• _Assignment_
If a line of the material holds the string "this", it counts; report the number of such lines alone.

• _Data_

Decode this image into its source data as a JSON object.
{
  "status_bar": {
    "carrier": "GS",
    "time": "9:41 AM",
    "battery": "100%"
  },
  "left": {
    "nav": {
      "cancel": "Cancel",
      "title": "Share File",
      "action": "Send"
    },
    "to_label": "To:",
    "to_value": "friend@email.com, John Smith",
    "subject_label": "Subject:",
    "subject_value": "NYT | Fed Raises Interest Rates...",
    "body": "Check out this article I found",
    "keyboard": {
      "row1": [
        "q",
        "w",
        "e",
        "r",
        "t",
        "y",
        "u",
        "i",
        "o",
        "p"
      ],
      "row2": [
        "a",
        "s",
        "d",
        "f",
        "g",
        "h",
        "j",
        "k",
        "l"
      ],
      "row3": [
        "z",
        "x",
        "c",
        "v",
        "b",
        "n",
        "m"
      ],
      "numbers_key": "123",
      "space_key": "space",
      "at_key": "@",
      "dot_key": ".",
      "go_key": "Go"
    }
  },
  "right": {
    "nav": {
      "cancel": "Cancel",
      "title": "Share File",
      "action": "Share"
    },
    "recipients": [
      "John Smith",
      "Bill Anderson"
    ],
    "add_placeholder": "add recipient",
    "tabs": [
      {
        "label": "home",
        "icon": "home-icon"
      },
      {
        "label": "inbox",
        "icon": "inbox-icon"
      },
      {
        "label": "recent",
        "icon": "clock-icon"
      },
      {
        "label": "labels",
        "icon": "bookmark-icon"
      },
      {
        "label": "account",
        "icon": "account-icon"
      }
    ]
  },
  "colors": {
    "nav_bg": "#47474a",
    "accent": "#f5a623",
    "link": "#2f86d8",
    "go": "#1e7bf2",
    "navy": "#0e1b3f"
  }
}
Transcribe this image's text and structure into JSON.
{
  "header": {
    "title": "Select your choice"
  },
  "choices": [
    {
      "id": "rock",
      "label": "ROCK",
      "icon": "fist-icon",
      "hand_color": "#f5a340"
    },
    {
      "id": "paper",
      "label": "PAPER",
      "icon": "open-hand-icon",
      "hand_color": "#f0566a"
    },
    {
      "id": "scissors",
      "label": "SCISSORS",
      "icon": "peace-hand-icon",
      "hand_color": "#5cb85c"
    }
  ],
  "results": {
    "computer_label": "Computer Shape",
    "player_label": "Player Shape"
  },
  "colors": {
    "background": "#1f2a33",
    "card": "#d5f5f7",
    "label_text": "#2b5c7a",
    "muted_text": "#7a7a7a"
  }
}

• _Written response_
3